Biology is encoded in molecular sequences: deciphering this encoding remains a grand scientific challenge. Functional regions of DNA, RNA, and protein sequences often exhibit characteristic but subtle motifs; thus, computational discovery of motifs in sequences is a fundamental and much-studied problem. However, most current algorithms do not allow for insertions or deletions (indels) within motifs, and the few that do have other limitations. We present a method, GLAM2 (Gapped Local Alignment of Motifs), for discovering motifs allowing indels in a fully general manner, and a companion method GLAM2SCAN for searching sequence databases using such motifs. glam2 is a generalization of the gapless Gibbs sampling algorithm. It re-discovers variable-width protein motifs from the PROSITE database significantly more accurately than the alternative methods PRATT and SAM-T2K. Furthermore, it usefully refines protein motifs from the ELM database: in some cases, the refined motifs make orders of magnitude fewer overpredictions than the original ELM regular expressions. GLAM2 performs respectably on the BAliBASE multiple alignment benchmark, and may be superior to leading multiple alignment methods for “motif-like” alignments with N- and C-terminal extensions. Finally, we demonstrate the use of GLAM2 to discover protein kinase substrate motifs and a gapped DNA motif for the LIM-only transcriptional regulatory complex: using GLAM2SCAN, we identify promising targets for the latter. GLAM2 is especially promising for short protein motifs, and it should improve our ability to identify the protein cleavage sites, interaction sites, post-translational modification attachment sites, etc., that underlie much of biology. It may be equally useful for arbitrarily gapped motifs in DNA and RNA, although fewer examples of such motifs are known at present. GLAM2 is public domain software, available for download at http://bioinformatics.org.au/glam2.
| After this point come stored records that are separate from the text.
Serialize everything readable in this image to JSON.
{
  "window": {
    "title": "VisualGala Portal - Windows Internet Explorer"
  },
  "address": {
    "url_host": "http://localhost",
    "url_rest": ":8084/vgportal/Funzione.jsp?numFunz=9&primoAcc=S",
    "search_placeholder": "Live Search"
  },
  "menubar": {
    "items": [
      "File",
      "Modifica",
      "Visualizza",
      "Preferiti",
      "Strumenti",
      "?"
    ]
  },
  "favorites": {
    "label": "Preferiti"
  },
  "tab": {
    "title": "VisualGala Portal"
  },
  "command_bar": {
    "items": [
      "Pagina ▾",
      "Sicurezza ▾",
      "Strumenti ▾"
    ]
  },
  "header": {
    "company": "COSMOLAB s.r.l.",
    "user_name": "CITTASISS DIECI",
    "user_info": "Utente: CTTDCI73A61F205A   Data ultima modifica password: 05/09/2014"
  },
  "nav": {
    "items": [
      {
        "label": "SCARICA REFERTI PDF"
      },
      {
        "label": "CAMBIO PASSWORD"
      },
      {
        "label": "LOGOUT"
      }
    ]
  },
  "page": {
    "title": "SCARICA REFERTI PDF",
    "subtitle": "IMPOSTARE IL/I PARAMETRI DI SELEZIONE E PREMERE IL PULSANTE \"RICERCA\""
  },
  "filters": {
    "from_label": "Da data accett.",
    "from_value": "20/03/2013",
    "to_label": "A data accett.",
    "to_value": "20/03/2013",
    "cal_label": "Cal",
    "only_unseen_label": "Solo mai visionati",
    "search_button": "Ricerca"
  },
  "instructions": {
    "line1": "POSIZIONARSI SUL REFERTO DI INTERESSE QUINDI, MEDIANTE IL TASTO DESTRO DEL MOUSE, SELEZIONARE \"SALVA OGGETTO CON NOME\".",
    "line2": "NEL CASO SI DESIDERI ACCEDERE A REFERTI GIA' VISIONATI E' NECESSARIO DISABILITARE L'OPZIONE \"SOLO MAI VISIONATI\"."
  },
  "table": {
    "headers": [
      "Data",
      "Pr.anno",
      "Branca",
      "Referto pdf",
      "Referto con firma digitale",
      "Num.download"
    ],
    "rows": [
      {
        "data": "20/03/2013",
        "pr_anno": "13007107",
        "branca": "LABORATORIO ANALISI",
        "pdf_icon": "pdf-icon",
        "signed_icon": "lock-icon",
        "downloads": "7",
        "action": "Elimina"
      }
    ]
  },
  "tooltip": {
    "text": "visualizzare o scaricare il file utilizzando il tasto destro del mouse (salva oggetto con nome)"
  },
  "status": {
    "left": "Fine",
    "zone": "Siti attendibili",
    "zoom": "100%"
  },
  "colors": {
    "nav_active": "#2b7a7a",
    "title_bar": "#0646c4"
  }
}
In recent decades, scientists have extracted genetic sequences—DNA, RNA, and protein sequences—from numerous organisms. These sequences hold the information for the construction and functioning of these organisms, but as yet we are mostly unable to read them. It has long been known that these sequences contain many kinds of “motifs”, i.e. re-occurring patterns, associated with specific biological functions. Thus, much research has been devoted to computer algorithms for automatically discovering subtle, recurring motifs in sequences. However, previous algorithms search for rigid motifs whose instances vary only by substitutions, and not by insertions or deletions. Real motifs are flexible, and do vary by insertions and deletions. This study describes a new computer algorithm for discovering motifs, which allows for arbitrary insertions and deletions. This algorithm can discover real, flexible motifs, and should be able to help us determine the functions of many biological molecules.